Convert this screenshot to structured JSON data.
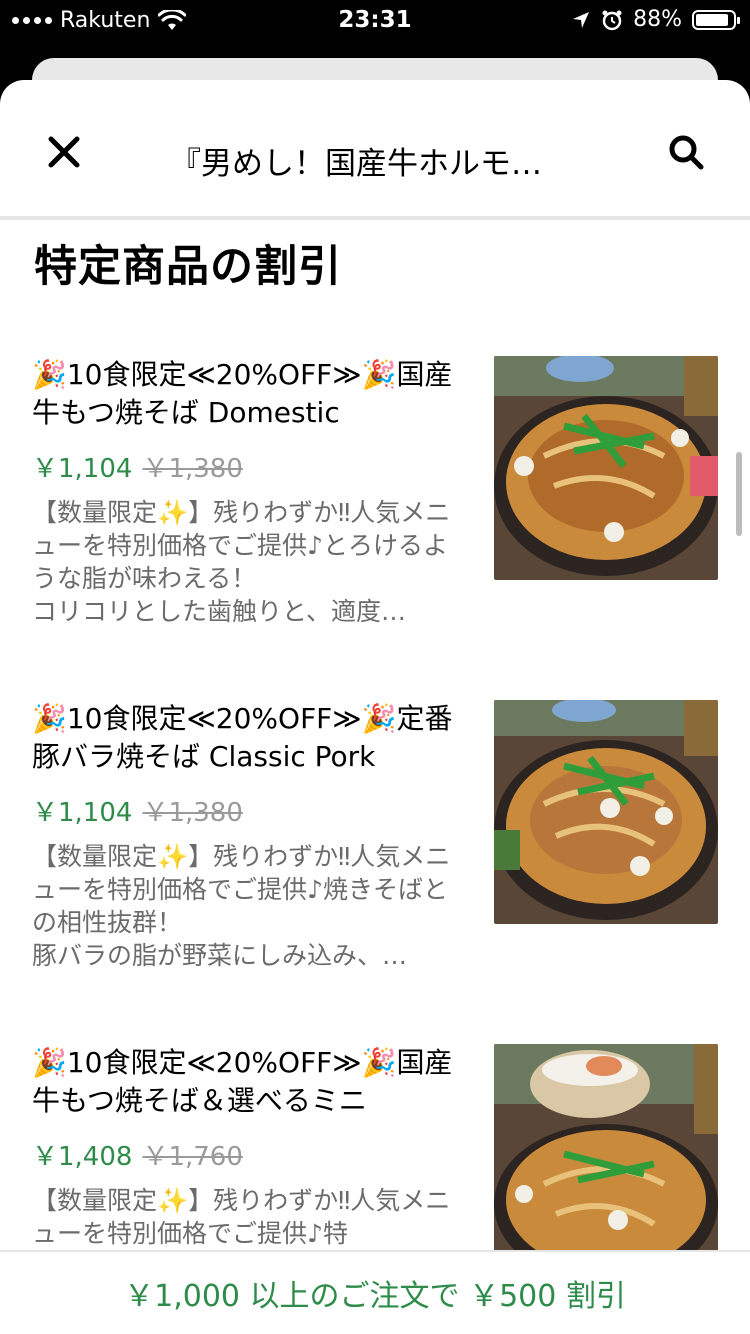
{
  "status_bar": {
    "carrier": "Rakuten",
    "time": "23:31",
    "battery": "88%",
    "battery_level": 0.88
  },
  "header": {
    "title": "『男めし！国産牛ホルモ…",
    "close_icon": "close-icon",
    "search_icon": "search-icon"
  },
  "section": {
    "title": "特定商品の割引"
  },
  "items": [
    {
      "name": "🎉10食限定≪20%OFF≫🎉国産牛もつ焼そば Domestic",
      "price": "￥1,104",
      "original_price": "￥1,380",
      "description": "【数量限定✨】残りわずか‼人気メニューを特別価格でご提供♪とろけるような脂が味わえる！\nコリコリとした歯触りと、適度…"
    },
    {
      "name": "🎉10食限定≪20%OFF≫🎉定番豚バラ焼そば Classic Pork",
      "price": "￥1,104",
      "original_price": "￥1,380",
      "description": "【数量限定✨】残りわずか‼人気メニューを特別価格でご提供♪焼きそばとの相性抜群！\n豚バラの脂が野菜にしみ込み、…"
    },
    {
      "name": "🎉10食限定≪20%OFF≫🎉国産牛もつ焼そば＆選べるミニ",
      "price": "￥1,408",
      "original_price": "￥1,760",
      "description": "【数量限定✨】残りわずか‼人気メニューを特別価格でご提供♪特"
    }
  ],
  "promo": {
    "text": "￥1,000 以上のご注文で ￥500 割引"
  },
  "colors": {
    "accent_green": "#2e8b4a",
    "strike_gray": "#9a9a9a"
  }
}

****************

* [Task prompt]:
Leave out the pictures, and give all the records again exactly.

* [Task response]:
Convert this screenshot to structured JSON data.
{
  "status_bar": {
    "carrier": "Rakuten",
    "time": "23:31",
    "battery": "88%",
    "battery_level": 0.88
  },
  "header": {
    "title": "『男めし！国産牛ホルモ…",
    "close_icon": "close-icon",
    "search_icon": "search-icon"
  },
  "section": {
    "title": "特定商品の割引"
  },
  "items": [
    {
      "name": "🎉10食限定≪20%OFF≫🎉国産牛もつ焼そば Domestic",
      "price": "￥1,104",
      "original_price": "￥1,380",
      "description": "【数量限定✨】残りわずか‼人気メニューを特別価格でご提供♪とろけるような脂が味わえる！\nコリコリとした歯触りと、適度…"
    },
    {
      "name": "🎉10食限定≪20%OFF≫🎉定番豚バラ焼そば Classic Pork",
      "price": "￥1,104",
      "original_price": "￥1,380",
      "description": "【数量限定✨】残りわずか‼人気メニューを特別価格でご提供♪焼きそばとの相性抜群！\n豚バラの脂が野菜にしみ込み、…"
    },
    {
      "name": "🎉10食限定≪20%OFF≫🎉国産牛もつ焼そば＆選べるミニ",
      "price": "￥1,408",
      "original_price": "￥1,760",
      "description": "【数量限定✨】残りわずか‼人気メニューを特別価格でご提供♪特"
    }
  ],
  "promo": {
    "text": "￥1,000 以上のご注文で ￥500 割引"
  },
  "colors": {
    "accent_green": "#2e8b4a",
    "strike_gray": "#9a9a9a"
  }
}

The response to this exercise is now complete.